▶ **To do**
Where does the string "this" appear in the material? Copy each line that holds it.
═════ Record set ═════
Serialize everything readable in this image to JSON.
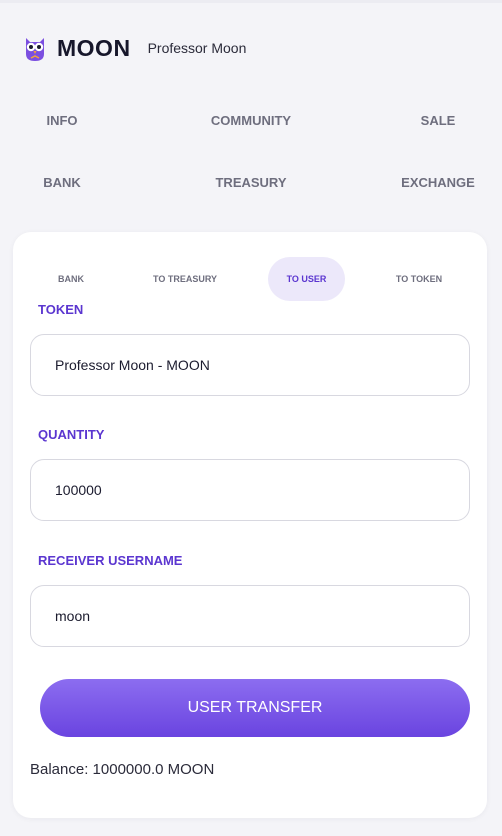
{
  "header": {
    "brand": "MOON",
    "username": "Professor Moon"
  },
  "nav": {
    "items": [
      "INFO",
      "COMMUNITY",
      "SALE",
      "BANK",
      "TREASURY",
      "EXCHANGE"
    ]
  },
  "transfer": {
    "tabs": [
      "BANK",
      "TO TREASURY",
      "TO USER",
      "TO TOKEN"
    ],
    "active_tab": "TO USER",
    "token_label": "TOKEN",
    "token_value": "Professor Moon - MOON",
    "quantity_label": "QUANTITY",
    "quantity_value": "100000",
    "receiver_label": "RECEIVER USERNAME",
    "receiver_value": "moon",
    "submit_label": "USER TRANSFER",
    "balance": "Balance: 1000000.0 MOON"
  },
  "colors": {
    "accent": "#5b36d0",
    "button_top": "#8c6df0",
    "button_bottom": "#6a44e0",
    "active_tab_bg": "#ece8fa"
  },
  "icons": {
    "logo": "owl-icon"
  }
}
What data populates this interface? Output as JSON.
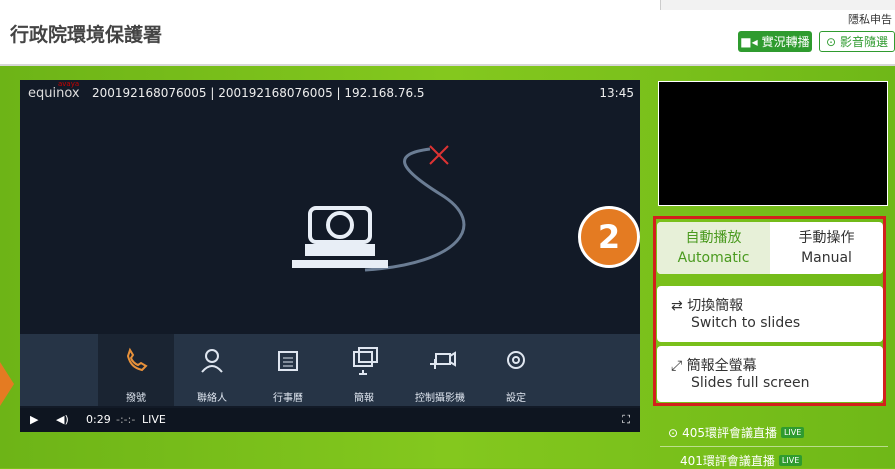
{
  "header": {
    "title": "行政院環境保護署",
    "top_link": "隱私申告",
    "live_button": "實況轉播",
    "video_button": "影音隨選"
  },
  "player": {
    "logo": "equinox",
    "logo_small": "avaya",
    "info": "200192168076005 | 200192168076005 | 192.168.76.5",
    "clock": "13:45",
    "toolbar": [
      "撥號",
      "聯絡人",
      "行事曆",
      "簡報",
      "控制攝影機",
      "設定"
    ],
    "time": "0:29",
    "time2": "-:-:-",
    "live": "LIVE"
  },
  "panel": {
    "badge": "2",
    "auto_zh": "自動播放",
    "auto_en": "Automatic",
    "manual_zh": "手動操作",
    "manual_en": "Manual",
    "switch_zh": "切換簡報",
    "switch_en": "Switch to slides",
    "full_zh": "簡報全螢幕",
    "full_en": "Slides full screen"
  },
  "live_list": [
    {
      "title": "405環評會議直播",
      "tag": "LIVE"
    },
    {
      "title": "401環評會議直播",
      "tag": "LIVE"
    }
  ],
  "colors": {
    "accent_green": "#2f9b2f",
    "highlight": "#d2201c",
    "badge": "#e47b22"
  }
}
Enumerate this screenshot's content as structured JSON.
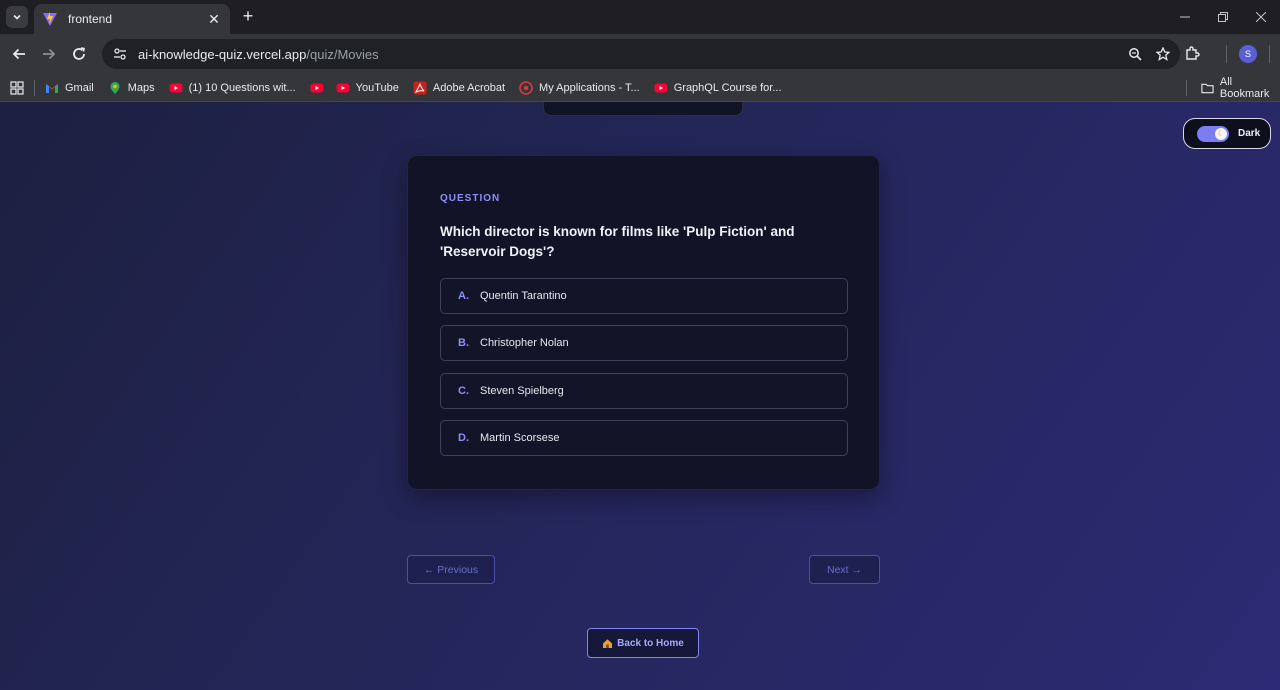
{
  "browser": {
    "tab_title": "frontend",
    "url_host": "ai-knowledge-quiz.vercel.app",
    "url_path": "/quiz/Movies",
    "profile_initial": "S",
    "bookmarks": [
      {
        "label": "Gmail",
        "icon": "gmail-icon"
      },
      {
        "label": "Maps",
        "icon": "maps-icon"
      },
      {
        "label": "(1) 10 Questions wit...",
        "icon": "youtube-icon"
      },
      {
        "label": "",
        "icon": "youtube-icon"
      },
      {
        "label": "YouTube",
        "icon": "youtube-icon"
      },
      {
        "label": "Adobe Acrobat",
        "icon": "acrobat-icon"
      },
      {
        "label": "My Applications - T...",
        "icon": "applications-icon"
      },
      {
        "label": "GraphQL Course for...",
        "icon": "youtube-icon"
      }
    ],
    "all_bookmarks_label": "All Bookmark"
  },
  "theme_toggle": {
    "label": "Dark",
    "on": true
  },
  "quiz": {
    "section_label": "QUESTION",
    "question": "Which director is known for films like 'Pulp Fiction' and 'Reservoir Dogs'?",
    "options": [
      {
        "letter": "A.",
        "text": "Quentin Tarantino"
      },
      {
        "letter": "B.",
        "text": "Christopher Nolan"
      },
      {
        "letter": "C.",
        "text": "Steven Spielberg"
      },
      {
        "letter": "D.",
        "text": "Martin Scorsese"
      }
    ],
    "prev_label": "← Previous",
    "next_label": "Next →",
    "home_label": "Back to Home",
    "home_icon": "house-icon"
  },
  "colors": {
    "accent": "#8c8ff7",
    "card_bg": "#111427",
    "page_gradient_start": "#1d2040",
    "page_gradient_end": "#2c2a74"
  }
}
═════
▶ **Exercise result**
Serialize everything readable in this image to JSON.
What data populates this interface? Output as JSON.
Enumerate this screenshot's content as structured JSON.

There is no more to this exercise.